I used to joke that this was Campo’s island, and that he merely permitted me to stay now and again. And now it’s his final resting place. If I ever build a bar on the island, I will call it “Campesino’s”.
I grabbed anything of value from the house and Dyllan, Bruno and I went back to Bocas Town.
I returned to Jinja the next morning with Leon, a mate of Dyllan’s who agreed to help me tidy the house.
It took all day, but by late afternoon, the place was tidied, scrubbed and looking soooo much better.
The deed done, we returned to Bocas Town, a massive load taken off my shoulders. It was time to say ¡hola! to some of my favourite faces: Nico, Nery, Rebeca, Dave and Tony.
A lot had changed since I went away. The Bookstore had closed down last year, it was now a bar called “The Tequila Republic”. Dave and Nico had moved the Bookstore vibe to The Pub next to the Brisas Hotel, which had also closed down.
Chicken Rosti had moved, as had Raw Fusion and a bunch of other places. It was as if the town had shifted about in my absence, like the staircases in Harry Potter.
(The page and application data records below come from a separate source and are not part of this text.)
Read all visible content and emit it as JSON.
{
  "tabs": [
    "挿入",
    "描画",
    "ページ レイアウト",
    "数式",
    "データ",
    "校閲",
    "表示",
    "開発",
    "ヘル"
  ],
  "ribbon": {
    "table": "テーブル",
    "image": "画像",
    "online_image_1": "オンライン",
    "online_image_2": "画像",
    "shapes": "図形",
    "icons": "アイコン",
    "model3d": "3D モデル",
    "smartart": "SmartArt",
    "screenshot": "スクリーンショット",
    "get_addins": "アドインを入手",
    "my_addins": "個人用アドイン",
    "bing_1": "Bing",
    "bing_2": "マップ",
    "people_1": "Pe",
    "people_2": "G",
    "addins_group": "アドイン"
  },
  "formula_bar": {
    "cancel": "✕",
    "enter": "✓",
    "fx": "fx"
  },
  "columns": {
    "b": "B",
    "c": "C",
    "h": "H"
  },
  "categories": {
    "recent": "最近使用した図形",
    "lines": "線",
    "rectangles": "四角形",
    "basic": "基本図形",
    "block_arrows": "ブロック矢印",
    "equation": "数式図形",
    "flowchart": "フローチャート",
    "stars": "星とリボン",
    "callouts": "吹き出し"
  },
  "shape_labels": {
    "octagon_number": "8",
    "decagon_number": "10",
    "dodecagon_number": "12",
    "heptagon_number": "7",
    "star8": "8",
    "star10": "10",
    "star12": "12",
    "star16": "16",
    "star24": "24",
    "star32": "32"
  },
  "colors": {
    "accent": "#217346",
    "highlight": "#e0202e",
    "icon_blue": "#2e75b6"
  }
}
The next day I went back to Jinja with Nico, who, in the three years that I lived in there, had never once come visit. Disgraceful, I know!
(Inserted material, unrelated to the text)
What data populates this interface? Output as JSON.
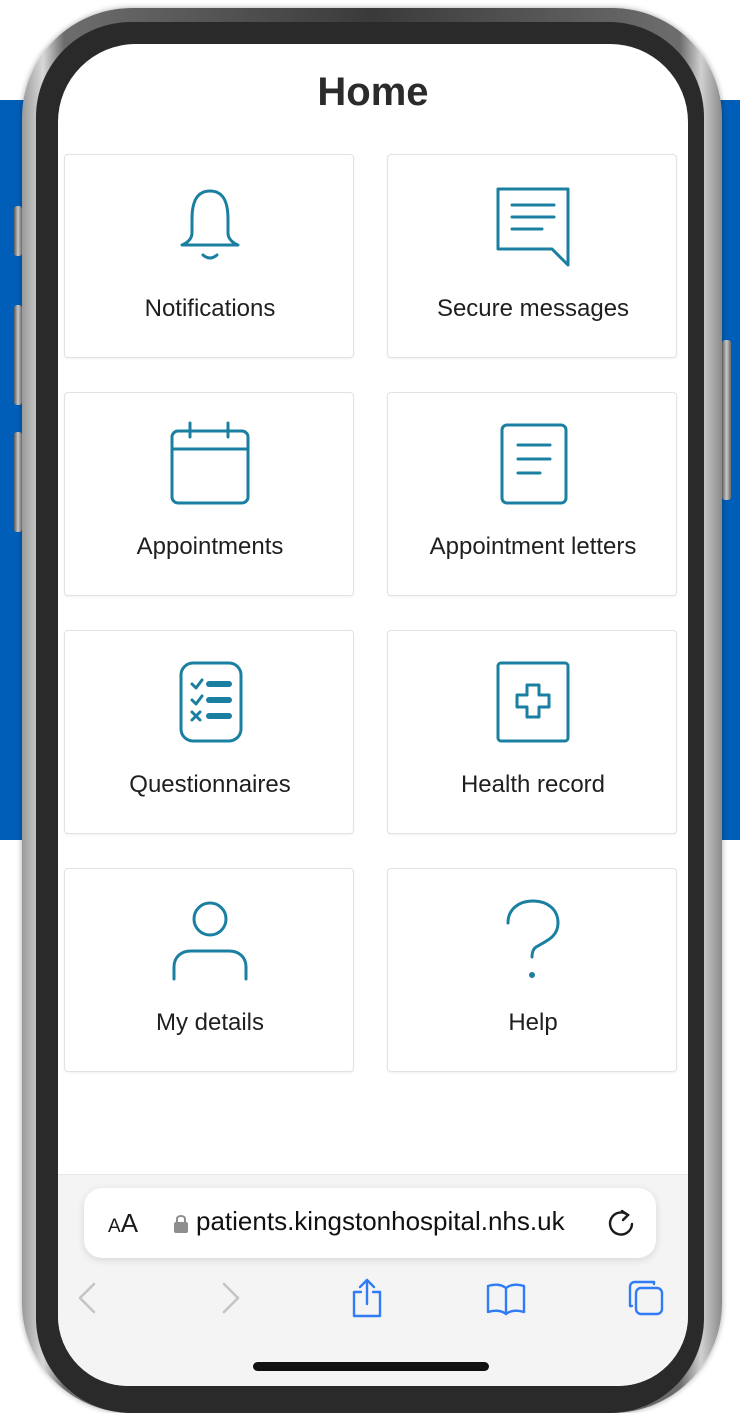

I’m glad I came back. I obviously had some demons to exorcise. And some stuff to realise: like this place is mine. My own little chunk of the jungle here in this incredible part of the world. I won an island in a gameshow. How crazy is that? I lived here for the best part of three years. Off-grid and on-line. I did that. Me.
Of course I didn’t do it alone, but when I start doubting myself, when imposer syndrome takes hold, I need to remind myself that I did this, I made it work and by God I had fun doing it. If nothing else, this blog is a testament to what I achieved here. And although the daily routine, the maintenance, the frustrations (both major and minor) have been toned down for the sake of revelling in the revelling, the fact that I got this far is testament to both my own abilities and the inherent magic of Jinja Island itself.
The next day I filled up a boat with friends, Till, William, Rebeca… and returned to the island for one last good, old-fashioned boozy afternoon on the boat dock, just like old times.
And then, all too soon, it was time to say goodbye again. My week in Bocas was up.
That night I said my goodbyes to Dave, Rebeca, William and Till.
The next morning I thanked Dyllan for all his incredible support over the last few months and took the bus back to Panama City, where wouldn’t you know it? I ran into an old friend, Jacky, the lawyer from the British Embassy.
Jacky would be leaving Panama soon: she had a new embassy posting in deepest, darkest Peru, like a reverse Paddington. Before I jetted off back to Blighty, we went for one last promenade along the promenade.
See you soon, Panamá. This story is far from over.